Effect of STN Lesions and Stimulation Upon Striatal Neurotransmitter Release in PD Models
Ruth Walker, M.D., Ph.D.
For several years neurosurgeons have regarded the brain's subthalamic nucleus (STN) as a prime location for intervention in order to control most PD symptoms and drug side effects. What is not well understood is the mechanism of action nor whether lesioning the nucleus (via nucleotomy) is more or less effective than intervening through use of deep-brain stimulation (DBS). Dr. Ruth Walker and her Bronx VA Medical Center group will try to determine which procedure is more beneficial by studying three groups of parkinsonian rats: one group with stimulators in place; a second groupd undergoing lesion surgery; and a control group with no STN intervention. It is hoped that the results will better inform surgical teams that are involved in patient care and will provide important information on how these surgeries work to help people with PD.
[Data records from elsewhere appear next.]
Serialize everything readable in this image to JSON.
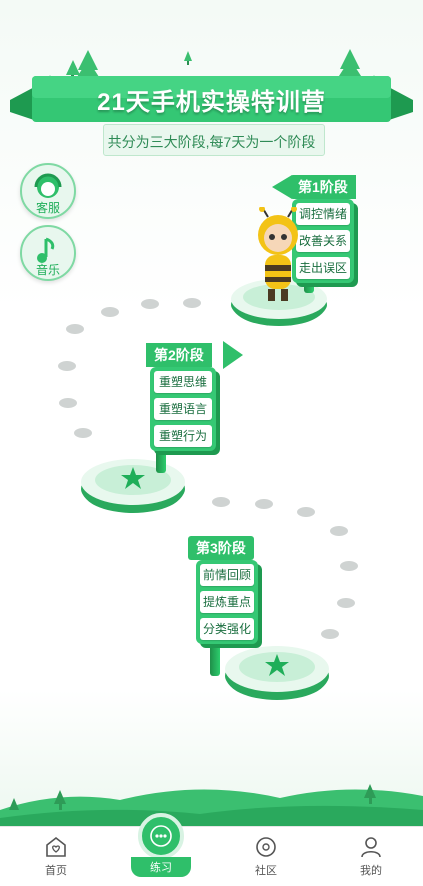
{
  "header": {
    "title": "21天手机实操特训营",
    "subtitle": "共分为三大阶段,每7天为一个阶段"
  },
  "side_buttons": [
    {
      "label": "客服",
      "icon": "customer-service-icon"
    },
    {
      "label": "音乐",
      "icon": "music-note-icon"
    }
  ],
  "stages": [
    {
      "flag": "第1阶段",
      "items": [
        "调控情绪",
        "改善关系",
        "走出误区"
      ],
      "mascot": "bee-mascot"
    },
    {
      "flag": "第2阶段",
      "items": [
        "重塑思维",
        "重塑语言",
        "重塑行为"
      ],
      "marker": "star-icon"
    },
    {
      "flag": "第3阶段",
      "items": [
        "前情回顾",
        "提炼重点",
        "分类强化"
      ],
      "marker": "star-icon"
    }
  ],
  "tabbar": {
    "items": [
      {
        "label": "首页",
        "icon": "home-heart-icon",
        "active": false
      },
      {
        "label": "练习",
        "icon": "practice-dots-icon",
        "active": true
      },
      {
        "label": "社区",
        "icon": "community-icon",
        "active": false
      },
      {
        "label": "我的",
        "icon": "user-icon",
        "active": false
      }
    ]
  },
  "colors": {
    "primary": "#2fbf6a",
    "primary_dark": "#1e9a50",
    "dot": "#cfd3d2",
    "tab_label": "#555555"
  }
}
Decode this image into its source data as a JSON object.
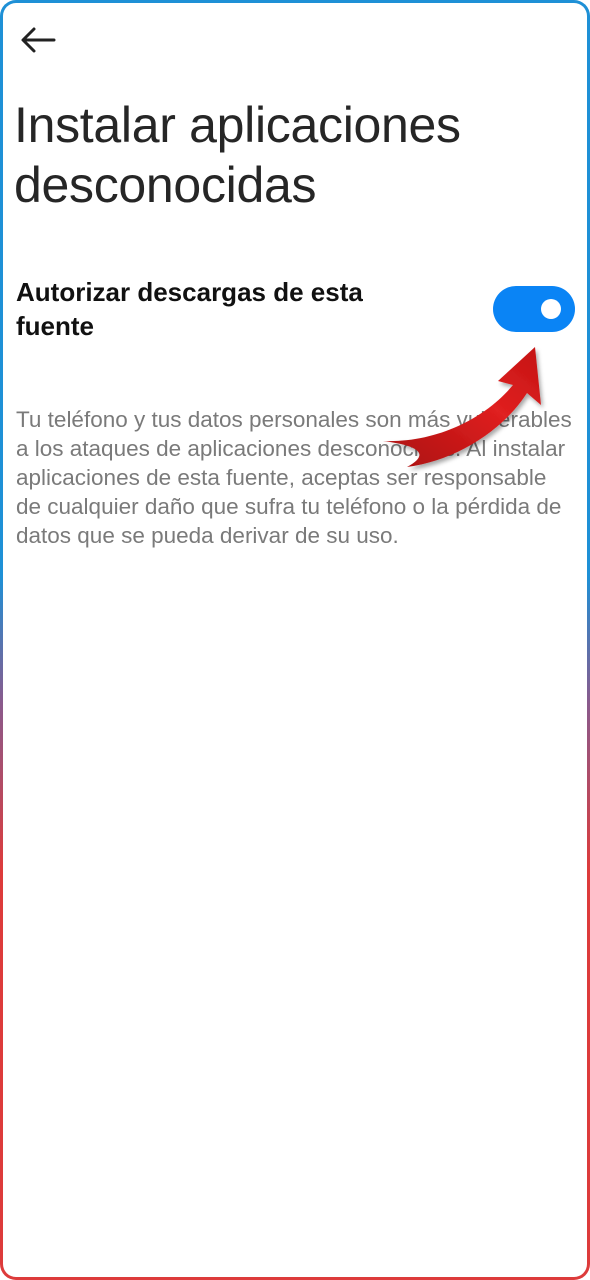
{
  "header": {
    "back_icon": "arrow-left-icon"
  },
  "page": {
    "title": "Instalar aplicaciones desconocidas"
  },
  "setting": {
    "label": "Autorizar descargas de esta fuente",
    "toggle_on": true,
    "toggle_color": "#0a84f5"
  },
  "description": {
    "text": "Tu teléfono y tus datos personales son más vulnerables a los ataques de aplicaciones desconocidas. Al instalar aplicaciones de esta fuente, aceptas ser responsable de cualquier daño que sufra tu teléfono o la pérdida de datos que se pueda derivar de su uso."
  },
  "annotation": {
    "icon": "red-curved-arrow-icon",
    "color": "#d01818"
  },
  "frame": {
    "border_top_color": "#1e90d6",
    "border_bottom_color": "#dd3b3b"
  }
}
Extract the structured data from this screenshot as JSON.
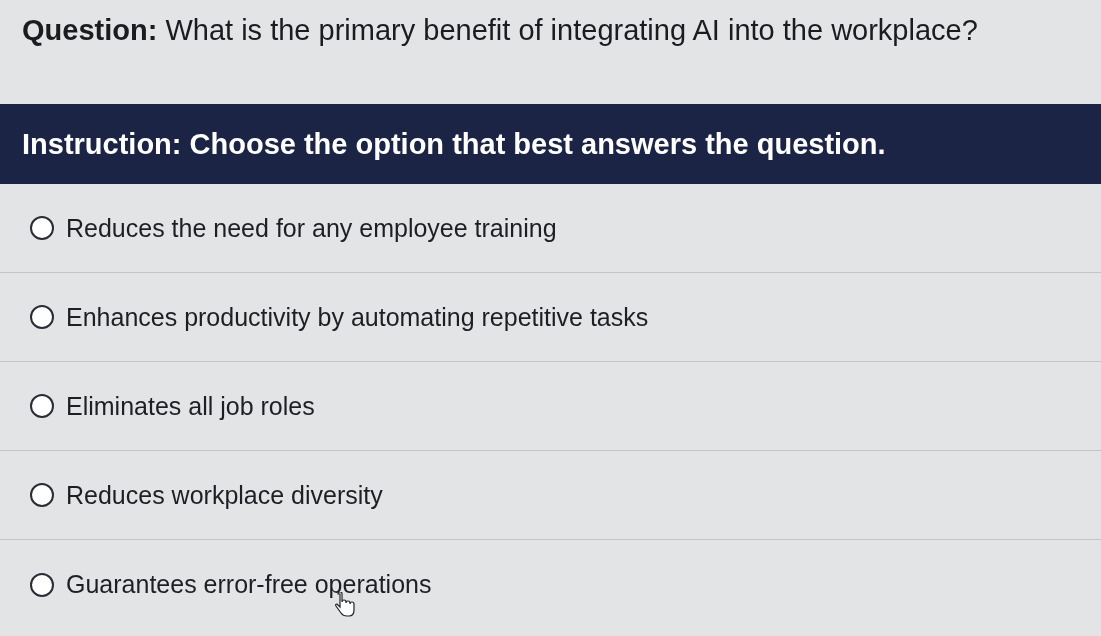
{
  "question": {
    "label": "Question:",
    "text": "What is the primary benefit of integrating AI into the workplace?"
  },
  "instruction": "Instruction: Choose the option that best answers the question.",
  "options": [
    {
      "label": "Reduces the need for any employee training",
      "selected": false
    },
    {
      "label": "Enhances productivity by automating repetitive tasks",
      "selected": false
    },
    {
      "label": "Eliminates all job roles",
      "selected": false
    },
    {
      "label": "Reduces workplace diversity",
      "selected": false
    },
    {
      "label": "Guarantees error-free operations",
      "selected": false
    }
  ]
}
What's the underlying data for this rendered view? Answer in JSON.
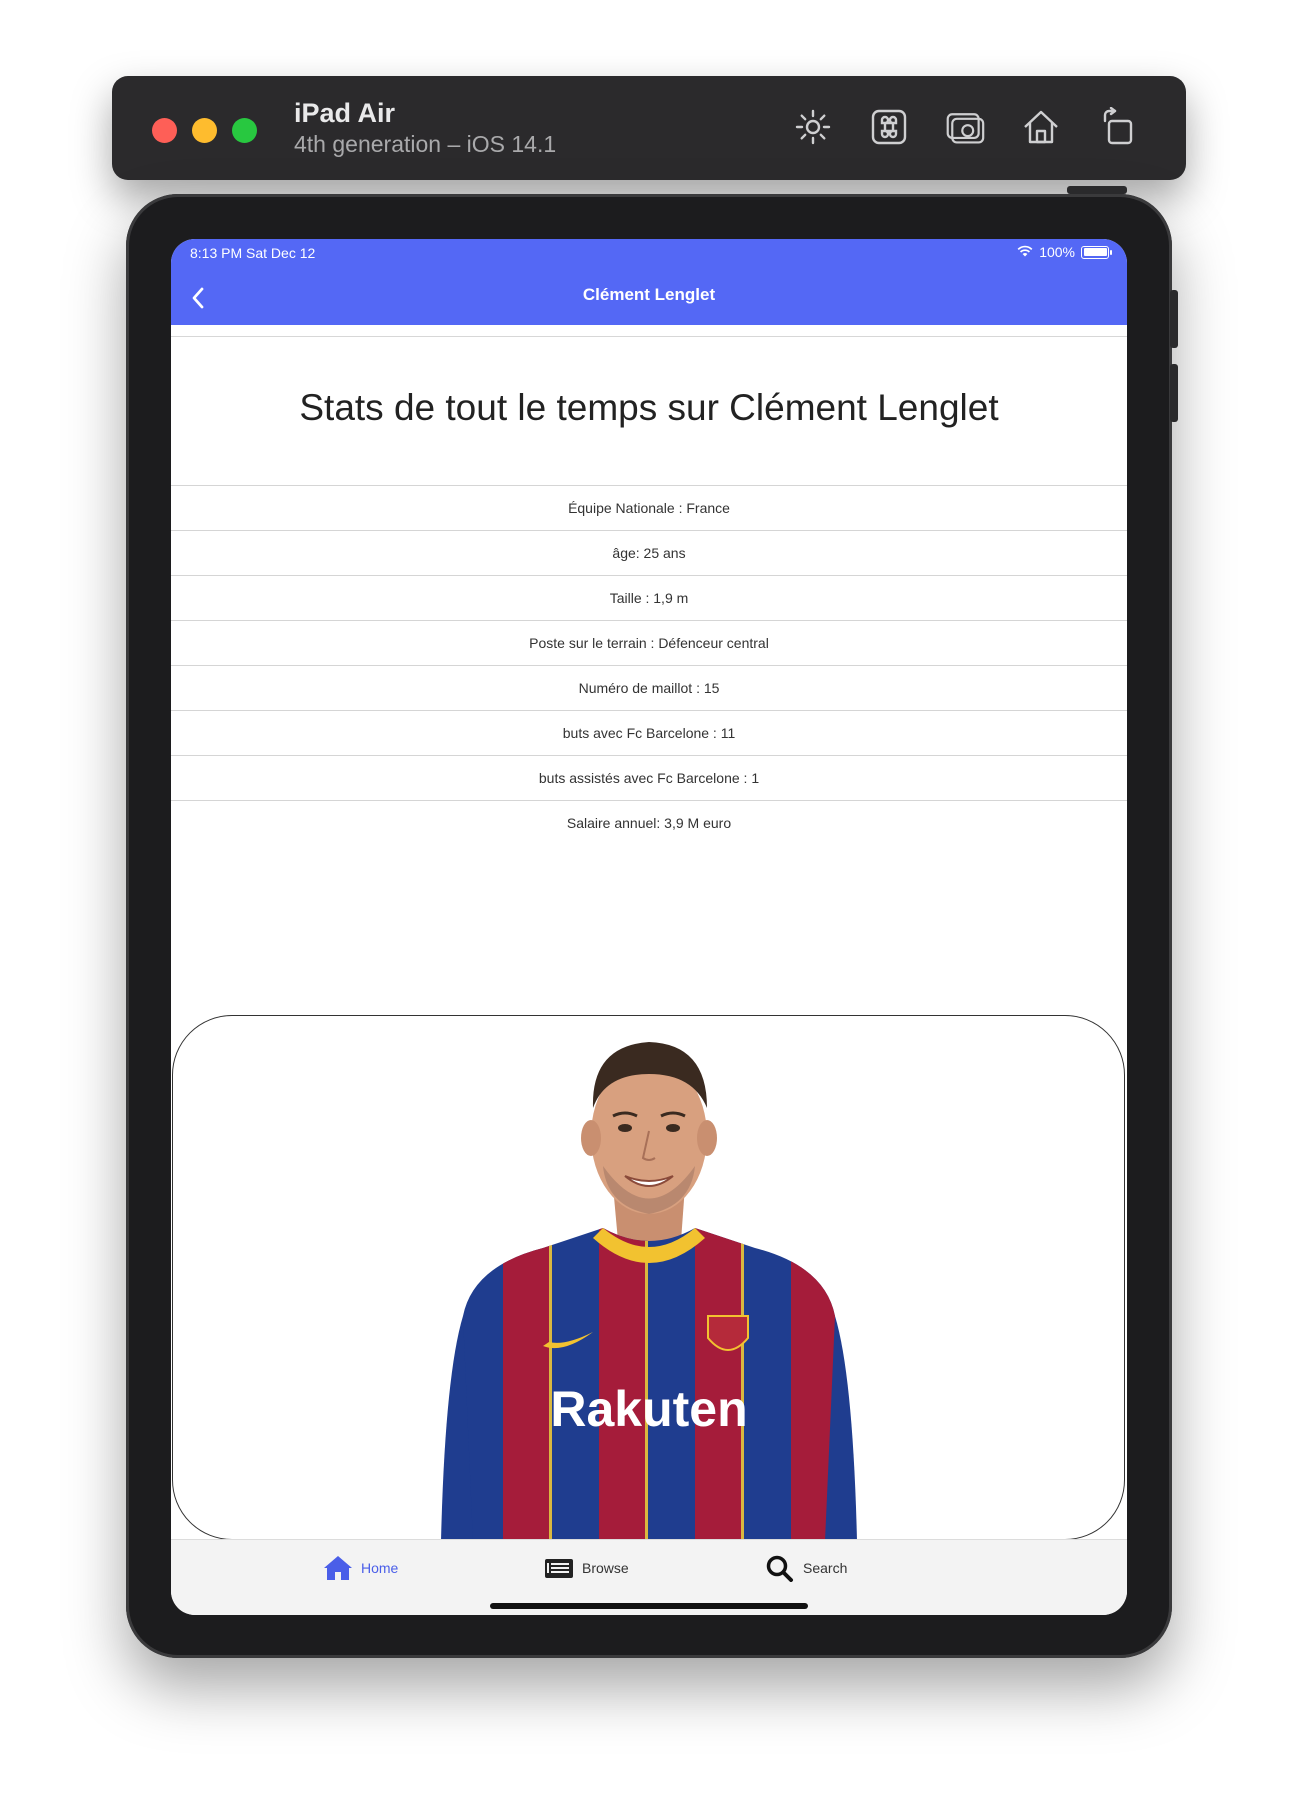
{
  "simulator": {
    "device_name": "iPad Air",
    "device_subtitle": "4th generation – iOS 14.1",
    "tools": [
      "brightness-icon",
      "command-icon",
      "screenshot-icon",
      "home-icon",
      "rotate-icon"
    ]
  },
  "status_bar": {
    "time": "8:13 PM   Sat Dec 12",
    "battery": "100%"
  },
  "nav": {
    "title": "Clément Lenglet",
    "color": "#5468f5"
  },
  "page": {
    "title": "Stats de tout le temps sur Clément Lenglet"
  },
  "stats": [
    "Équipe Nationale : France",
    "âge: 25 ans",
    "Taille : 1,9 m",
    "Poste sur le terrain : Défenceur central",
    "Numéro de  maillot : 15",
    "buts avec Fc Barcelone  : 11",
    "buts assistés avec Fc Barcelone  : 1",
    "Salaire annuel: 3,9 M euro"
  ],
  "photo": {
    "jersey_text": "Rakuten"
  },
  "tabs": [
    {
      "label": "Home",
      "icon": "home-icon",
      "active": true
    },
    {
      "label": "Browse",
      "icon": "browse-icon",
      "active": false
    },
    {
      "label": "Search",
      "icon": "search-icon",
      "active": false
    }
  ],
  "colors": {
    "accent": "#5468f5",
    "tab_active": "#4a5ee8",
    "tab_inactive": "#333333"
  }
}
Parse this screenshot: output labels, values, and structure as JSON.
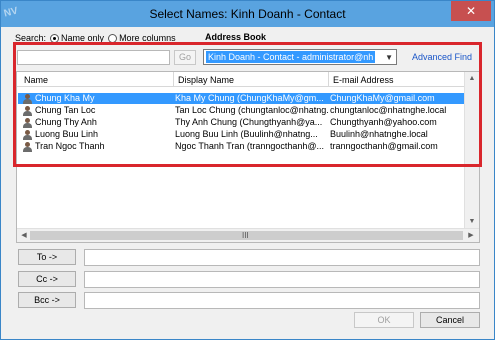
{
  "window": {
    "title": "Select Names: Kinh Doanh - Contact",
    "watermark": "NV",
    "close_glyph": "✕"
  },
  "search": {
    "label": "Search:",
    "option_name_only": "Name only",
    "option_more_columns": "More columns",
    "address_book_label": "Address Book",
    "query": "",
    "go_label": "Go",
    "address_book_value": "Kinh Doanh - Contact - administrator@nh",
    "advanced_find": "Advanced Find"
  },
  "list": {
    "columns": [
      "Name",
      "Display Name",
      "E-mail Address"
    ],
    "rows": [
      {
        "name": "Chung Kha My",
        "display": "Kha My Chung (ChungKhaMy@gm...",
        "email": "ChungKhaMy@gmail.com"
      },
      {
        "name": "Chung Tan Loc",
        "display": "Tan Loc Chung (chungtanloc@nhatng...",
        "email": "chungtanloc@nhatnghe.local"
      },
      {
        "name": "Chung Thy Anh",
        "display": "Thy Anh Chung (Chungthyanh@ya...",
        "email": "Chungthyanh@yahoo.com"
      },
      {
        "name": "Luong Buu Linh",
        "display": "Luong Buu Linh (Buulinh@nhatng...",
        "email": "Buulinh@nhatnghe.local"
      },
      {
        "name": "Tran Ngoc Thanh",
        "display": "Ngoc Thanh Tran (tranngocthanh@...",
        "email": "tranngocthanh@gmail.com"
      }
    ],
    "selected_index": 0,
    "scroll_grip": "III"
  },
  "recipients": {
    "to_label": "To ->",
    "cc_label": "Cc ->",
    "bcc_label": "Bcc ->",
    "to_value": "",
    "cc_value": "",
    "bcc_value": ""
  },
  "buttons": {
    "ok": "OK",
    "cancel": "Cancel"
  },
  "colors": {
    "title_bar": "#59a3e0",
    "selection": "#3399ff",
    "highlight_frame": "#d9262c",
    "link": "#1a56c8"
  }
}
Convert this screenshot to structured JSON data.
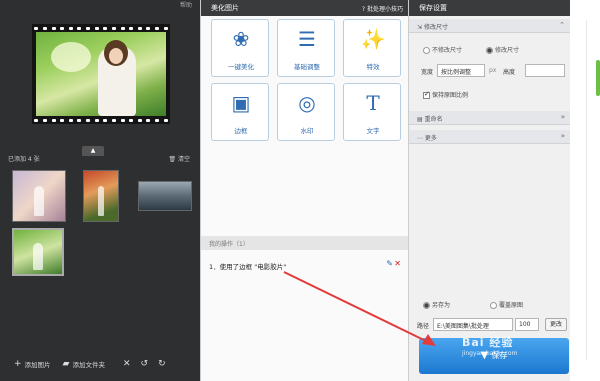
{
  "left": {
    "help": "帮助",
    "added_label": "已添加 4 张",
    "clear": "清空",
    "bottom": {
      "add_image": "添加图片",
      "add_folder": "添加文件夹"
    }
  },
  "middle": {
    "title": "美化图片",
    "tips": "批处理小技巧",
    "tools": [
      "一键美化",
      "基础调整",
      "特效",
      "边框",
      "水印",
      "文字"
    ],
    "history_title": "我的操作（1）",
    "history_item": "1．使用了边框 \"电影胶片\""
  },
  "right": {
    "title": "保存设置",
    "sec_size": "修改尺寸",
    "radio_keep": "不修改尺寸",
    "radio_change": "修改尺寸",
    "width_label": "宽度",
    "width_value": "按比例调整",
    "unit": "px",
    "height_label": "高度",
    "keep_ratio": "保持原图比例",
    "sec_rename": "重命名",
    "sec_more": "更多",
    "save_as": "另存为",
    "overwrite": "覆盖原图",
    "path_label": "路径",
    "path_value": "E:\\美图图集\\批处理",
    "path_suffix": "100",
    "change_btn": "更改",
    "save": "保存"
  },
  "watermark": {
    "main": "Bai 经验",
    "sub": "jingyan.baidu.com"
  }
}
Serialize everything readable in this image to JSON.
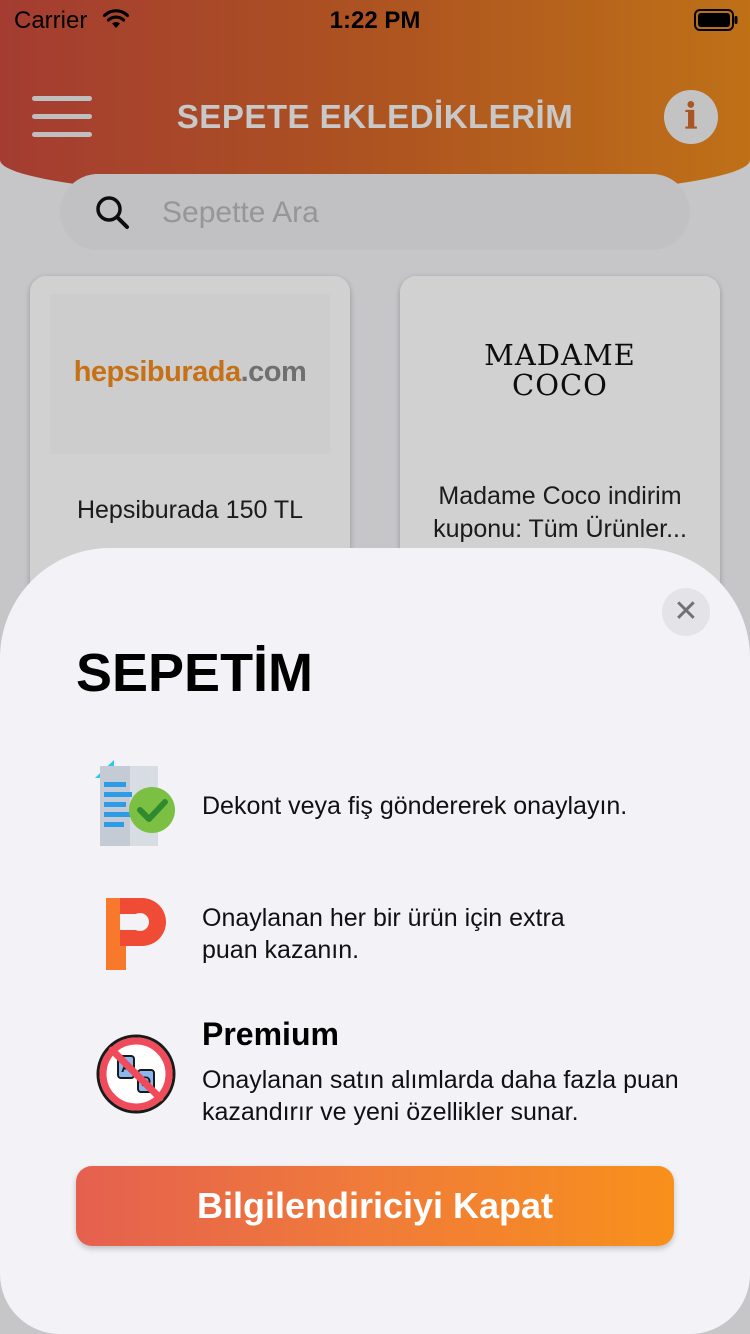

Ruth H. Walker, MD, PhD of the Bronx Veterans Research Foundation (New York) has requested an extension on her project due to HPLC difficulties (measuring equipment). Her funded study has as its aim to compare stimulation of the subthalamic nucleus (StN) results to those seen in the striatum after that part of the brain has been neurochemically lesioned. Most people today believe the StN to be the better target for deep-brain stimulation and her proposal should elucidate the effects of the two surgical interventions, at least in rats made parkinsonian by 6-OHDA lesions. The functions of the basal ganglia (that area of the brain most affected in classic PD) should thus be more readily analyzed. With these data, she plans to apply for federal funding.